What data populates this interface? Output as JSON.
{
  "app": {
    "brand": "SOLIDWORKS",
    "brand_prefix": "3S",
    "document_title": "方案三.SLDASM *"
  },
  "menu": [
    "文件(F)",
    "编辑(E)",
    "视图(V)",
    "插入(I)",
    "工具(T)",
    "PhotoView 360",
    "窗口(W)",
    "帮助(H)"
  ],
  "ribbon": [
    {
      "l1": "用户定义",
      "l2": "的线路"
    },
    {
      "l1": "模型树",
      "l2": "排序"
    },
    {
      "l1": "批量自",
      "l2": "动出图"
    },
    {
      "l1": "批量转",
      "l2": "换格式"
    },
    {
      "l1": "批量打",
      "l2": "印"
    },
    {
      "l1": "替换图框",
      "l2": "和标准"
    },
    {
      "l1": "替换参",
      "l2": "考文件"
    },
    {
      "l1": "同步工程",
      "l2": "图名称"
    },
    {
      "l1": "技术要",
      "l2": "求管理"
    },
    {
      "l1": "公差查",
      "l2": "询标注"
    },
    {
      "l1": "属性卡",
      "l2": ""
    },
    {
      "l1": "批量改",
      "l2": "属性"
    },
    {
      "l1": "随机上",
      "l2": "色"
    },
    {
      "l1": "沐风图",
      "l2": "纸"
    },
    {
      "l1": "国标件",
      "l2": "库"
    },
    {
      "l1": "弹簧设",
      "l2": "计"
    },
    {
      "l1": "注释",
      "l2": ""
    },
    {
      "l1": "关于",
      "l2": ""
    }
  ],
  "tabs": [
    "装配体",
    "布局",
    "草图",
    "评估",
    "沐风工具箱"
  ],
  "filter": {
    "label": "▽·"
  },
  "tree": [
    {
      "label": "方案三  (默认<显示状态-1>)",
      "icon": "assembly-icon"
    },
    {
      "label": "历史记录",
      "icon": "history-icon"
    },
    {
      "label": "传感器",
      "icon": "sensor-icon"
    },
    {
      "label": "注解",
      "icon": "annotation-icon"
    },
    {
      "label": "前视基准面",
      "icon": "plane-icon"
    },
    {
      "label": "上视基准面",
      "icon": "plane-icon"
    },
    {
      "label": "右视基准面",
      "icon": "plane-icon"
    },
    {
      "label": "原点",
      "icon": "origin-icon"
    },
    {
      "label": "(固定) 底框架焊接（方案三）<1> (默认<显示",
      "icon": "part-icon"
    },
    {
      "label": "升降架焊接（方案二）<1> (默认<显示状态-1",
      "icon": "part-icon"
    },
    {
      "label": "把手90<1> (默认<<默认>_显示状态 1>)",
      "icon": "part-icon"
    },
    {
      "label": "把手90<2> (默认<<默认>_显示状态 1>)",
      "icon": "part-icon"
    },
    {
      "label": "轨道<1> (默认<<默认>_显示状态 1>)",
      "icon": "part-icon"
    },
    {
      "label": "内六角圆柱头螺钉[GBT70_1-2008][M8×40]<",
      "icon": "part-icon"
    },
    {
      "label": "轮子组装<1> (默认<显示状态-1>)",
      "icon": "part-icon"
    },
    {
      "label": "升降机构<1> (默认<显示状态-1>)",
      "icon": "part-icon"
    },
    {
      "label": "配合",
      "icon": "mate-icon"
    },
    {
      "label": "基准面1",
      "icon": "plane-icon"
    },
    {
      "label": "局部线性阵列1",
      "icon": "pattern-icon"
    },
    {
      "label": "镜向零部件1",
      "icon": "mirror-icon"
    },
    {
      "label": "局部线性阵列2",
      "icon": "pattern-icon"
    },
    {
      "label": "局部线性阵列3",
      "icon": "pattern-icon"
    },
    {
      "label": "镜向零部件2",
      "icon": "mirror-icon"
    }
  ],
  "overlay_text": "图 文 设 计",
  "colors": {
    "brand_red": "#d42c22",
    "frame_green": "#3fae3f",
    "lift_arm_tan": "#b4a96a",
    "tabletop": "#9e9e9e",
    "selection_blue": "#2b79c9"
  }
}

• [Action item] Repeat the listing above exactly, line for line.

• [Answer to this problem]
What data populates this interface? Output as JSON.
{
  "app": {
    "brand": "SOLIDWORKS",
    "brand_prefix": "3S",
    "document_title": "方案三.SLDASM *"
  },
  "menu": [
    "文件(F)",
    "编辑(E)",
    "视图(V)",
    "插入(I)",
    "工具(T)",
    "PhotoView 360",
    "窗口(W)",
    "帮助(H)"
  ],
  "ribbon": [
    {
      "l1": "用户定义",
      "l2": "的线路"
    },
    {
      "l1": "模型树",
      "l2": "排序"
    },
    {
      "l1": "批量自",
      "l2": "动出图"
    },
    {
      "l1": "批量转",
      "l2": "换格式"
    },
    {
      "l1": "批量打",
      "l2": "印"
    },
    {
      "l1": "替换图框",
      "l2": "和标准"
    },
    {
      "l1": "替换参",
      "l2": "考文件"
    },
    {
      "l1": "同步工程",
      "l2": "图名称"
    },
    {
      "l1": "技术要",
      "l2": "求管理"
    },
    {
      "l1": "公差查",
      "l2": "询标注"
    },
    {
      "l1": "属性卡",
      "l2": ""
    },
    {
      "l1": "批量改",
      "l2": "属性"
    },
    {
      "l1": "随机上",
      "l2": "色"
    },
    {
      "l1": "沐风图",
      "l2": "纸"
    },
    {
      "l1": "国标件",
      "l2": "库"
    },
    {
      "l1": "弹簧设",
      "l2": "计"
    },
    {
      "l1": "注释",
      "l2": ""
    },
    {
      "l1": "关于",
      "l2": ""
    }
  ],
  "tabs": [
    "装配体",
    "布局",
    "草图",
    "评估",
    "沐风工具箱"
  ],
  "filter": {
    "label": "▽·"
  },
  "tree": [
    {
      "label": "方案三  (默认<显示状态-1>)",
      "icon": "assembly-icon"
    },
    {
      "label": "历史记录",
      "icon": "history-icon"
    },
    {
      "label": "传感器",
      "icon": "sensor-icon"
    },
    {
      "label": "注解",
      "icon": "annotation-icon"
    },
    {
      "label": "前视基准面",
      "icon": "plane-icon"
    },
    {
      "label": "上视基准面",
      "icon": "plane-icon"
    },
    {
      "label": "右视基准面",
      "icon": "plane-icon"
    },
    {
      "label": "原点",
      "icon": "origin-icon"
    },
    {
      "label": "(固定) 底框架焊接（方案三）<1> (默认<显示",
      "icon": "part-icon"
    },
    {
      "label": "升降架焊接（方案二）<1> (默认<显示状态-1",
      "icon": "part-icon"
    },
    {
      "label": "把手90<1> (默认<<默认>_显示状态 1>)",
      "icon": "part-icon"
    },
    {
      "label": "把手90<2> (默认<<默认>_显示状态 1>)",
      "icon": "part-icon"
    },
    {
      "label": "轨道<1> (默认<<默认>_显示状态 1>)",
      "icon": "part-icon"
    },
    {
      "label": "内六角圆柱头螺钉[GBT70_1-2008][M8×40]<",
      "icon": "part-icon"
    },
    {
      "label": "轮子组装<1> (默认<显示状态-1>)",
      "icon": "part-icon"
    },
    {
      "label": "升降机构<1> (默认<显示状态-1>)",
      "icon": "part-icon"
    },
    {
      "label": "配合",
      "icon": "mate-icon"
    },
    {
      "label": "基准面1",
      "icon": "plane-icon"
    },
    {
      "label": "局部线性阵列1",
      "icon": "pattern-icon"
    },
    {
      "label": "镜向零部件1",
      "icon": "mirror-icon"
    },
    {
      "label": "局部线性阵列2",
      "icon": "pattern-icon"
    },
    {
      "label": "局部线性阵列3",
      "icon": "pattern-icon"
    },
    {
      "label": "镜向零部件2",
      "icon": "mirror-icon"
    }
  ],
  "overlay_text": "图 文 设 计",
  "colors": {
    "brand_red": "#d42c22",
    "frame_green": "#3fae3f",
    "lift_arm_tan": "#b4a96a",
    "tabletop": "#9e9e9e",
    "selection_blue": "#2b79c9"
  }
}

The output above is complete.